[The problem]: Give back the full set of entries exactly, keeping each line intact.

[Entries supplied]:

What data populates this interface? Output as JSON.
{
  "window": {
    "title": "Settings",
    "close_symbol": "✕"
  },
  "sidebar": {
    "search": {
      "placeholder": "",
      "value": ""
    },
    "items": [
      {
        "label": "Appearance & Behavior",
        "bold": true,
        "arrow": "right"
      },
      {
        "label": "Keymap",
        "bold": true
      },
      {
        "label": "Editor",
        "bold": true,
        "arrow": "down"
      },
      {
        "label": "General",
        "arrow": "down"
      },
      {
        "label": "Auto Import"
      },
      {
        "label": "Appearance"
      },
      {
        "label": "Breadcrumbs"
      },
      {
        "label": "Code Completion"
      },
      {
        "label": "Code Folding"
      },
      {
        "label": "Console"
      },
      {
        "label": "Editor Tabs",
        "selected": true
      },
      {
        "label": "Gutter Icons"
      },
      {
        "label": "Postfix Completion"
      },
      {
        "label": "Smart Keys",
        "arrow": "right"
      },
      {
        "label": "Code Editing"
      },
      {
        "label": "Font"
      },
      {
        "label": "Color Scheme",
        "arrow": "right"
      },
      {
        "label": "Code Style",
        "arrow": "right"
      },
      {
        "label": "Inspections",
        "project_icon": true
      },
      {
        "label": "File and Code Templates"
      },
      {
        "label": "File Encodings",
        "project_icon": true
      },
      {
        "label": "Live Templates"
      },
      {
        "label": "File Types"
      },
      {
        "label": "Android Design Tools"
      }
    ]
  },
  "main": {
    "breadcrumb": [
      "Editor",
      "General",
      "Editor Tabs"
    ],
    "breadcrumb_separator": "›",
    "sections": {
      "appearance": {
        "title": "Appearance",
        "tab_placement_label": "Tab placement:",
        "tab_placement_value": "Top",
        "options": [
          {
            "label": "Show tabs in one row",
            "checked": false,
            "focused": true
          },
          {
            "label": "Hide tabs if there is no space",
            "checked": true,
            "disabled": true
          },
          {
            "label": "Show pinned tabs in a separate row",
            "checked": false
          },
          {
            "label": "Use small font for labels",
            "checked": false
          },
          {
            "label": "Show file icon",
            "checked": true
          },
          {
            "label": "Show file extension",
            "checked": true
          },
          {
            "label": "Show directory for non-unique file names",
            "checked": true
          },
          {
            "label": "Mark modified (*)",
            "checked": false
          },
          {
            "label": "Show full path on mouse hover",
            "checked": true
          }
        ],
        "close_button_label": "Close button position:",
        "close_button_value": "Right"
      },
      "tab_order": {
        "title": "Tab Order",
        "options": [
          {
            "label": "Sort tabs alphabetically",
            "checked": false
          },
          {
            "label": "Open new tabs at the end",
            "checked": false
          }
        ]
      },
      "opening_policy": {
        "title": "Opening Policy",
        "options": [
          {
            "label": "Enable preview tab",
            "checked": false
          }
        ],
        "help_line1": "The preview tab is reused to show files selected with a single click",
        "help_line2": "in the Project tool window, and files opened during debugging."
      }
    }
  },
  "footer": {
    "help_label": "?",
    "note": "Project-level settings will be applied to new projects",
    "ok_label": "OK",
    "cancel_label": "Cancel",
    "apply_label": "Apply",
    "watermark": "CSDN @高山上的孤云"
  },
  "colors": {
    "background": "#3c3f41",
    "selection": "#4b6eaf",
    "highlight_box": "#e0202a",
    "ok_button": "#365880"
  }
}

[Exercise answer]:
What data populates this interface? Output as JSON.
{
  "window": {
    "title": "Settings",
    "close_symbol": "✕"
  },
  "sidebar": {
    "search": {
      "placeholder": "",
      "value": ""
    },
    "items": [
      {
        "label": "Appearance & Behavior",
        "bold": true,
        "arrow": "right"
      },
      {
        "label": "Keymap",
        "bold": true
      },
      {
        "label": "Editor",
        "bold": true,
        "arrow": "down"
      },
      {
        "label": "General",
        "arrow": "down"
      },
      {
        "label": "Auto Import"
      },
      {
        "label": "Appearance"
      },
      {
        "label": "Breadcrumbs"
      },
      {
        "label": "Code Completion"
      },
      {
        "label": "Code Folding"
      },
      {
        "label": "Console"
      },
      {
        "label": "Editor Tabs",
        "selected": true
      },
      {
        "label": "Gutter Icons"
      },
      {
        "label": "Postfix Completion"
      },
      {
        "label": "Smart Keys",
        "arrow": "right"
      },
      {
        "label": "Code Editing"
      },
      {
        "label": "Font"
      },
      {
        "label": "Color Scheme",
        "arrow": "right"
      },
      {
        "label": "Code Style",
        "arrow": "right"
      },
      {
        "label": "Inspections",
        "project_icon": true
      },
      {
        "label": "File and Code Templates"
      },
      {
        "label": "File Encodings",
        "project_icon": true
      },
      {
        "label": "Live Templates"
      },
      {
        "label": "File Types"
      },
      {
        "label": "Android Design Tools"
      }
    ]
  },
  "main": {
    "breadcrumb": [
      "Editor",
      "General",
      "Editor Tabs"
    ],
    "breadcrumb_separator": "›",
    "sections": {
      "appearance": {
        "title": "Appearance",
        "tab_placement_label": "Tab placement:",
        "tab_placement_value": "Top",
        "options": [
          {
            "label": "Show tabs in one row",
            "checked": false,
            "focused": true
          },
          {
            "label": "Hide tabs if there is no space",
            "checked": true,
            "disabled": true
          },
          {
            "label": "Show pinned tabs in a separate row",
            "checked": false
          },
          {
            "label": "Use small font for labels",
            "checked": false
          },
          {
            "label": "Show file icon",
            "checked": true
          },
          {
            "label": "Show file extension",
            "checked": true
          },
          {
            "label": "Show directory for non-unique file names",
            "checked": true
          },
          {
            "label": "Mark modified (*)",
            "checked": false
          },
          {
            "label": "Show full path on mouse hover",
            "checked": true
          }
        ],
        "close_button_label": "Close button position:",
        "close_button_value": "Right"
      },
      "tab_order": {
        "title": "Tab Order",
        "options": [
          {
            "label": "Sort tabs alphabetically",
            "checked": false
          },
          {
            "label": "Open new tabs at the end",
            "checked": false
          }
        ]
      },
      "opening_policy": {
        "title": "Opening Policy",
        "options": [
          {
            "label": "Enable preview tab",
            "checked": false
          }
        ],
        "help_line1": "The preview tab is reused to show files selected with a single click",
        "help_line2": "in the Project tool window, and files opened during debugging."
      }
    }
  },
  "footer": {
    "help_label": "?",
    "note": "Project-level settings will be applied to new projects",
    "ok_label": "OK",
    "cancel_label": "Cancel",
    "apply_label": "Apply",
    "watermark": "CSDN @高山上的孤云"
  },
  "colors": {
    "background": "#3c3f41",
    "selection": "#4b6eaf",
    "highlight_box": "#e0202a",
    "ok_button": "#365880"
  }
}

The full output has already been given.